Impossible, right? As a money manager I spend a decent amount of time explaining to clients, readers, family, and friends that the stock market does not mirror the economy in real time. Just because the unemployment rate is 9.5% and GDP growth is decelerating does not mean that the stock market is a poor investment option. Stock market returns and GDP growth simply do not track each other, and as a result, reading economic reports will not help you figure out where stock prices are headed.
As always, I try to present numbers to people so they do not simply have to take my word for it. In today’s world of media sound bytes and political maneuvering Americans all too often repeat something they heard from one of their favorite media or political pundits as if it was fact, even when a tiny bit of research can disprove the claim.
In order to show that stock market movements do not mimic the economy, I decided to compile data from 1958 (the first full year the S&P 500 index was published) through 2009. While I had no idea what the actual numbers would be, I was confident they would show that stocks and the economy shared a very low correlation.

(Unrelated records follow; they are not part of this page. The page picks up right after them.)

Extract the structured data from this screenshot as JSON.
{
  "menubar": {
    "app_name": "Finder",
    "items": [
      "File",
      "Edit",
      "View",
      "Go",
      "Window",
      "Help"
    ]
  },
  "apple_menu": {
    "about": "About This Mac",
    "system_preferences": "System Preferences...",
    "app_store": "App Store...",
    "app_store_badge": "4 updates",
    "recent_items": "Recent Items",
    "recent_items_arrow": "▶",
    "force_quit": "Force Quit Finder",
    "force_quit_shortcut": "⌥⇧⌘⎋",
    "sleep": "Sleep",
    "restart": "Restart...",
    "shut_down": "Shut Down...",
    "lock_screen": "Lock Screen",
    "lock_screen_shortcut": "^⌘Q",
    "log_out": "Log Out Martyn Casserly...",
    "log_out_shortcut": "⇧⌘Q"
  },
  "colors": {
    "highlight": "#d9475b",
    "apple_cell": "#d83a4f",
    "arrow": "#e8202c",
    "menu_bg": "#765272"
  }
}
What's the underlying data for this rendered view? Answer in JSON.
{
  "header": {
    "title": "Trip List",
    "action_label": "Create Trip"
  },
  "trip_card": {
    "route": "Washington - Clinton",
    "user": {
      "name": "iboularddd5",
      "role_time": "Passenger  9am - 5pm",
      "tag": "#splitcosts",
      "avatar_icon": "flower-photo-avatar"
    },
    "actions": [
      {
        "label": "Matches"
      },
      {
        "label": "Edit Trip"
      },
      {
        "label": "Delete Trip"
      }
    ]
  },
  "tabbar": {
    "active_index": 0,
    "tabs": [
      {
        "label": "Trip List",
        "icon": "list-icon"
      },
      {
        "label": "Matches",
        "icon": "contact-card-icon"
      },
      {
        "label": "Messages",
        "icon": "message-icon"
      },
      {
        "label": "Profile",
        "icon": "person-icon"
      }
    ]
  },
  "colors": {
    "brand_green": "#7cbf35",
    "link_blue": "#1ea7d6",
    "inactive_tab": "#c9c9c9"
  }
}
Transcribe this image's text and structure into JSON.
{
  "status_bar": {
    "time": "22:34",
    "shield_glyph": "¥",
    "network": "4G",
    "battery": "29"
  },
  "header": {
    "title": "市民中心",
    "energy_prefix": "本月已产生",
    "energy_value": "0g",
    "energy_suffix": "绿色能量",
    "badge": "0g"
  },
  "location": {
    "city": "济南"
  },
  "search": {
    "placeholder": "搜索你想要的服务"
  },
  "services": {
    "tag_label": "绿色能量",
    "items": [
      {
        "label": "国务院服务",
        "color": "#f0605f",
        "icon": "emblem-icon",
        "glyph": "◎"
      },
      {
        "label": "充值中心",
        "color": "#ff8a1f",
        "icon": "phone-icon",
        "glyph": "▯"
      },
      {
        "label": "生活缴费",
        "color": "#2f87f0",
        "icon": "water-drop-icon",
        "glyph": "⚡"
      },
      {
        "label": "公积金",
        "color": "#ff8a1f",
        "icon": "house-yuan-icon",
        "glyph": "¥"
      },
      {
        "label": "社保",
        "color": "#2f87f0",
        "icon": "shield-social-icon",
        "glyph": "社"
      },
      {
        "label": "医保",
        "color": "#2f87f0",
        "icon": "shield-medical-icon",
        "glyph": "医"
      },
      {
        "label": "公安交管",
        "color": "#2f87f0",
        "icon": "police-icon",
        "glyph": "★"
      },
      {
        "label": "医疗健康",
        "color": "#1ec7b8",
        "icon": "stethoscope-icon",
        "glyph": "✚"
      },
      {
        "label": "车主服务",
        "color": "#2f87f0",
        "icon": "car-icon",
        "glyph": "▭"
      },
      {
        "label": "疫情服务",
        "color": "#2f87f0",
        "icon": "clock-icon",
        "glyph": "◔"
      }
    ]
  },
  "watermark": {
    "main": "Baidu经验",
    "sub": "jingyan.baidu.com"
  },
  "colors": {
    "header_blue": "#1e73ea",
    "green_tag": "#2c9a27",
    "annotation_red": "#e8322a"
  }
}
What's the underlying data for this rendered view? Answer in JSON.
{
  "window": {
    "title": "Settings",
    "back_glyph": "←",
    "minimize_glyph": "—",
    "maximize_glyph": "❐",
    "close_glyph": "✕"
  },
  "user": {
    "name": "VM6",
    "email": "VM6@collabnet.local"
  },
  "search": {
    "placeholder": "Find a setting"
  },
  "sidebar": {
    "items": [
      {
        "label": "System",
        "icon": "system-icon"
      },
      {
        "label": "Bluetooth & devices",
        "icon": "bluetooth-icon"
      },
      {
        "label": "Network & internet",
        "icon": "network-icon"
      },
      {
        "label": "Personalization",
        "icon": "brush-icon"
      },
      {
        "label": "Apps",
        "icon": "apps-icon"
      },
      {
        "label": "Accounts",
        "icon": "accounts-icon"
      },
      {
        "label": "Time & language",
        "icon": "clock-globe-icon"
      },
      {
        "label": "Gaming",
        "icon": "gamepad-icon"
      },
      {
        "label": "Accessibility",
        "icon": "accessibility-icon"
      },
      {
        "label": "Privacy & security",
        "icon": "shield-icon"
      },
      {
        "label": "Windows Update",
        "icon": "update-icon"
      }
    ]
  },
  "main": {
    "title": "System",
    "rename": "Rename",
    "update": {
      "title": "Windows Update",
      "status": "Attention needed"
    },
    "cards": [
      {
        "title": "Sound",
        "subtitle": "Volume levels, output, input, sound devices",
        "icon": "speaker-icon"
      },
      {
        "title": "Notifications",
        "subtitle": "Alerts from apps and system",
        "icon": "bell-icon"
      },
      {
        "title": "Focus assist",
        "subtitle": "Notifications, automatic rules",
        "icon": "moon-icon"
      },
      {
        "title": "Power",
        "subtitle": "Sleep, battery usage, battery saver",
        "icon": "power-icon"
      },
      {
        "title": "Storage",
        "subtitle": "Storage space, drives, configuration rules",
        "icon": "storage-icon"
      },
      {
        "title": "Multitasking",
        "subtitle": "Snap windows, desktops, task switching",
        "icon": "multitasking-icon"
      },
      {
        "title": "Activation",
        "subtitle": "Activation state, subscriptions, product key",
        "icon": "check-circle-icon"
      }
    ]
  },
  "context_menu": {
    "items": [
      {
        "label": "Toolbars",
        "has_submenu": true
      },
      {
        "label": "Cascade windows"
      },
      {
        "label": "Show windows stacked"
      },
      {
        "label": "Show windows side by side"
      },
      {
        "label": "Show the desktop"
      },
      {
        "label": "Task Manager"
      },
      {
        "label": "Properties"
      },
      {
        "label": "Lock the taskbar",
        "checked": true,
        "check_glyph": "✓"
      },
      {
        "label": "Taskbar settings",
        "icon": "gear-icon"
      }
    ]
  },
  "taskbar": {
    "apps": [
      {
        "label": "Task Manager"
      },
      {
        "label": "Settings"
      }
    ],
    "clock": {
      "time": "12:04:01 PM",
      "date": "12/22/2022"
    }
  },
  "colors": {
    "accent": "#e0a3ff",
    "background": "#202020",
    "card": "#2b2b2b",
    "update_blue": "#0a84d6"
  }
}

Sure enough, the results were even surprising to me. It turns out that the S&P 500 has performed best when GDP growth is actually negative (i.e. when the economy is in a recession). Since 1958 there have been 7 years when U.S. GDP shrank and the S&P 500 gained an average of 24% per year during those periods. Pretty interesting, right?
Here is the full data set. I divided economic growth into 4 subsets (negative, zero to 3%, 3 to 5%, and above 5%).
As you can see, there is very little correlation between the economy and the stock market. Not only that, investors choosing to own stocks only in years with negative GDP growth would have earned nearly 4 times as much than investors choosing to invest only when GDP was growing at 5% or better. So the next time someone tells you the market is going to drop because the economy is bad or unemployment is high, send them a link to this blog post.